• **What you have to do**: State how many lines in the listing below hold the string "avatar"; nothing else is wanted.

• **Supplied data**:
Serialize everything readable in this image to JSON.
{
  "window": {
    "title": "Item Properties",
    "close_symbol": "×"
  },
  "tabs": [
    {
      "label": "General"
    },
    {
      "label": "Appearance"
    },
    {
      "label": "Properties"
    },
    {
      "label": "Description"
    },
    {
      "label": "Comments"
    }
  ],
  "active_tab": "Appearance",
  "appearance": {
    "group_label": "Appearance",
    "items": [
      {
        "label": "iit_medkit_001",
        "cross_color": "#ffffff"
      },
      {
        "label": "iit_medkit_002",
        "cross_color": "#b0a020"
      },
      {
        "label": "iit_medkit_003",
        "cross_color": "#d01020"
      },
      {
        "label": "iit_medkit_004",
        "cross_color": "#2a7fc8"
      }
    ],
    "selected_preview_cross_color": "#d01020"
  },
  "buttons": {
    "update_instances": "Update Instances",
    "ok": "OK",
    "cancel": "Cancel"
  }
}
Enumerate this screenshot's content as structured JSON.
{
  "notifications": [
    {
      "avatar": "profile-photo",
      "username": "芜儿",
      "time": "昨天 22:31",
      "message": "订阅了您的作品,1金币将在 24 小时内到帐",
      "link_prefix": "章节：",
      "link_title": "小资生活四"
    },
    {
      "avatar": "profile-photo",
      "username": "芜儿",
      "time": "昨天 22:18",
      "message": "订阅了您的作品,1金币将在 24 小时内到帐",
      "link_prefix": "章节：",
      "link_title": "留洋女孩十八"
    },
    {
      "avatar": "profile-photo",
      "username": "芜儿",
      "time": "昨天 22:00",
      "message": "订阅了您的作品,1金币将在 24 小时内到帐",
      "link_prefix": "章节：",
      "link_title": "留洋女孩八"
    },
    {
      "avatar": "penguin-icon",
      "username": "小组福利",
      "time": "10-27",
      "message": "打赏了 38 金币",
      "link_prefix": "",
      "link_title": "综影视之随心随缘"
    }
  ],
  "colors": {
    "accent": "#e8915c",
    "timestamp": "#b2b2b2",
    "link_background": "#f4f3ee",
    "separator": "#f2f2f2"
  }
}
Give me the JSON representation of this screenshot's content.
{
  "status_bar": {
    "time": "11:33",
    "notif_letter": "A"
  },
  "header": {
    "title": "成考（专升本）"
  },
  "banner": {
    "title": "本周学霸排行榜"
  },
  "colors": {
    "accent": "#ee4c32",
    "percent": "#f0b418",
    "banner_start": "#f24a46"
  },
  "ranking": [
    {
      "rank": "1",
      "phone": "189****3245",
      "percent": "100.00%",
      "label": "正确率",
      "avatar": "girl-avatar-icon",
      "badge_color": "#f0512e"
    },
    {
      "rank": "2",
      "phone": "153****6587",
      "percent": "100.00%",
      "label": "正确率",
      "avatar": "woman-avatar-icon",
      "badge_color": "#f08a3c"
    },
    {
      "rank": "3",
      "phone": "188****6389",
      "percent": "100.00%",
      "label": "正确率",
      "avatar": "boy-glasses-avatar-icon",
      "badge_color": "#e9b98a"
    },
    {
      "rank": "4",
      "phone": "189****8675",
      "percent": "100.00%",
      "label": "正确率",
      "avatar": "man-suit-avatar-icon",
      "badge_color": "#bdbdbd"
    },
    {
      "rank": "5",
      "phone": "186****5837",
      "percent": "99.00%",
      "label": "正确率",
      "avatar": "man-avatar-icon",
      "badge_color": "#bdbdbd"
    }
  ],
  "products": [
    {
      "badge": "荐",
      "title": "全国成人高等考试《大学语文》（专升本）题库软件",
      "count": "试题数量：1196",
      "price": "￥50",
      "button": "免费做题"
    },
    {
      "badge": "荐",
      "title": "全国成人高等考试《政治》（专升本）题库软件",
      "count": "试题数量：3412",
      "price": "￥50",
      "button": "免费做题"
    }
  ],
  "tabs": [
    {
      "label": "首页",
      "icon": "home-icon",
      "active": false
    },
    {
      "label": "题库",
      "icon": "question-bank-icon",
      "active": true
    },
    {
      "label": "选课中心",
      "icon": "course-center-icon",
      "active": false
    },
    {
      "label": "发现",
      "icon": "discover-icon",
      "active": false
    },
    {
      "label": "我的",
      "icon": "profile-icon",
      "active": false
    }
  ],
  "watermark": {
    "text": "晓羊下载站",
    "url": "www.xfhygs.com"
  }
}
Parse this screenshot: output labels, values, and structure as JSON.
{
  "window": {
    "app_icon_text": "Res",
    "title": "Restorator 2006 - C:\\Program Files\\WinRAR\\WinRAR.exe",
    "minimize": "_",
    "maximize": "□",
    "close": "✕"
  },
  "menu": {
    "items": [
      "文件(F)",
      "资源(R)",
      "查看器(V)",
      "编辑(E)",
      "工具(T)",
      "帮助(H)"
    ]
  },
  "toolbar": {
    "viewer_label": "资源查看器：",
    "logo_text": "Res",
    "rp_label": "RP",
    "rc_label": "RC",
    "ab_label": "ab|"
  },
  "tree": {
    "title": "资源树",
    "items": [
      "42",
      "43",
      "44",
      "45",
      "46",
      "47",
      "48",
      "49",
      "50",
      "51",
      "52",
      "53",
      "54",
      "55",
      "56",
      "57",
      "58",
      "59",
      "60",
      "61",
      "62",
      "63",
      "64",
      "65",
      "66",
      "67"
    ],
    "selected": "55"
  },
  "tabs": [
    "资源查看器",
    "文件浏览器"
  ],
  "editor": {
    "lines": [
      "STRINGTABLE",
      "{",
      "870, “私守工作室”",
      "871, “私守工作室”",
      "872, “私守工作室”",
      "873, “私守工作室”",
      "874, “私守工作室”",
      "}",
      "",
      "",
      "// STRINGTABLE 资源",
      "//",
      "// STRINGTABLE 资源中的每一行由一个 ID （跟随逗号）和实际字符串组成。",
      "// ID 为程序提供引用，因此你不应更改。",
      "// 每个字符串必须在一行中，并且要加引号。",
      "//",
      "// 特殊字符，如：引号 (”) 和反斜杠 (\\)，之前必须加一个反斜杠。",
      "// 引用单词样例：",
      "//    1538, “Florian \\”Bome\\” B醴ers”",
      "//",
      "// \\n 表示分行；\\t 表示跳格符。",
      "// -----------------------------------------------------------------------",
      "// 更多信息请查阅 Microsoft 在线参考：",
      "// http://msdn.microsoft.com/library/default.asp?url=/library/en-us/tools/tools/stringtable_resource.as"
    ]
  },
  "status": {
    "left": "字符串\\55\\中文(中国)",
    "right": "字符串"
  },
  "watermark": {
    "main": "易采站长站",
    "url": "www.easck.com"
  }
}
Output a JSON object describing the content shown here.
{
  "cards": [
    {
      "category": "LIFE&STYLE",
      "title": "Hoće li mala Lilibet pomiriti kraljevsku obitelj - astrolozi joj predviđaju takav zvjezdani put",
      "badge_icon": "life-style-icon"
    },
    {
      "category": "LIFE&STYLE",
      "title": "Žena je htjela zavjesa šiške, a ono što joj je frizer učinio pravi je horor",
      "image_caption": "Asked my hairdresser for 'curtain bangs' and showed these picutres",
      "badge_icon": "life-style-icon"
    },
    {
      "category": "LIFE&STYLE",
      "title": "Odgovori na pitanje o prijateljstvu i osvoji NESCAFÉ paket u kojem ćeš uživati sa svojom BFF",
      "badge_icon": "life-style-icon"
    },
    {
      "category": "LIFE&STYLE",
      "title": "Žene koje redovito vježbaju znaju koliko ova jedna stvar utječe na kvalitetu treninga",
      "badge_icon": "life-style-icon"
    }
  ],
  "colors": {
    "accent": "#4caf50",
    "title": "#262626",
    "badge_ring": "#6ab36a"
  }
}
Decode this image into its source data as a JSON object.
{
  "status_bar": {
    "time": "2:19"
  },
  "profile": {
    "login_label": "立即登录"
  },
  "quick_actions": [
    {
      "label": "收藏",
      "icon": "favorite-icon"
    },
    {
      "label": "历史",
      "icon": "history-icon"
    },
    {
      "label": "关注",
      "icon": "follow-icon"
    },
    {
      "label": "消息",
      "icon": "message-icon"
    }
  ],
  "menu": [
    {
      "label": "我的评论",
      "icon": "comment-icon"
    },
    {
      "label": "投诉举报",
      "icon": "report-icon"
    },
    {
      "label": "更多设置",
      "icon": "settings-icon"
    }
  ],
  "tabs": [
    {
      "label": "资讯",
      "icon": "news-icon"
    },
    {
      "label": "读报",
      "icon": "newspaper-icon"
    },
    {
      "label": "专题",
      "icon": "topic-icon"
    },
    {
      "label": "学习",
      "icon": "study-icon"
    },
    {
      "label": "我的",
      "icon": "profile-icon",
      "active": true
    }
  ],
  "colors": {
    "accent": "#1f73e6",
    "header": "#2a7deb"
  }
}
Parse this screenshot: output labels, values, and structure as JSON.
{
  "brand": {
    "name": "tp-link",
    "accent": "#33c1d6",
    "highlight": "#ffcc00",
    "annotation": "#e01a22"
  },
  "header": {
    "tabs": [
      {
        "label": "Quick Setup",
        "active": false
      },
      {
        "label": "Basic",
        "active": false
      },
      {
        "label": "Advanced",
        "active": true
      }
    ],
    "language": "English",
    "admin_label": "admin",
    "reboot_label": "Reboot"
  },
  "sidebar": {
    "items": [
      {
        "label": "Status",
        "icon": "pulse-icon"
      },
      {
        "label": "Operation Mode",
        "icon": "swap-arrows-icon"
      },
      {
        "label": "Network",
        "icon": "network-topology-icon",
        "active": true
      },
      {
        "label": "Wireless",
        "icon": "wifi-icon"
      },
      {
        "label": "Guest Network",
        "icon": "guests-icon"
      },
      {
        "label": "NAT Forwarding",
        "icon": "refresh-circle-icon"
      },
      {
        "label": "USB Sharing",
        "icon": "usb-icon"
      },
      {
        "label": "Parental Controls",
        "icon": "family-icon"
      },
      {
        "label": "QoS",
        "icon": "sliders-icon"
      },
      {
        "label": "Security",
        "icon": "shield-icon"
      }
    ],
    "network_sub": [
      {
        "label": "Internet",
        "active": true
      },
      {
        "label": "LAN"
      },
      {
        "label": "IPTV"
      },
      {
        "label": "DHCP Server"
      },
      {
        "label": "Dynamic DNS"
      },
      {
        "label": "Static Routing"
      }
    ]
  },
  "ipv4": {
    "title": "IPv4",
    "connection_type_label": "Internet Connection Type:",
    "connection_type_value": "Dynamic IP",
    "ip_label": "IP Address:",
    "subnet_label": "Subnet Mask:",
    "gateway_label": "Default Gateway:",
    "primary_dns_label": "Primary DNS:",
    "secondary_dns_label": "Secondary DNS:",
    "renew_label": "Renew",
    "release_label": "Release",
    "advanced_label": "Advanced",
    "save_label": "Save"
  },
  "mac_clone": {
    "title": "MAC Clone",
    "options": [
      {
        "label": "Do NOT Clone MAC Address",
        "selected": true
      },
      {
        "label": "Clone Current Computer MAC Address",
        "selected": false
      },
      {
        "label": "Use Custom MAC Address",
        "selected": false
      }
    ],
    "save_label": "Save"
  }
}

• **Answer to the problem**: 9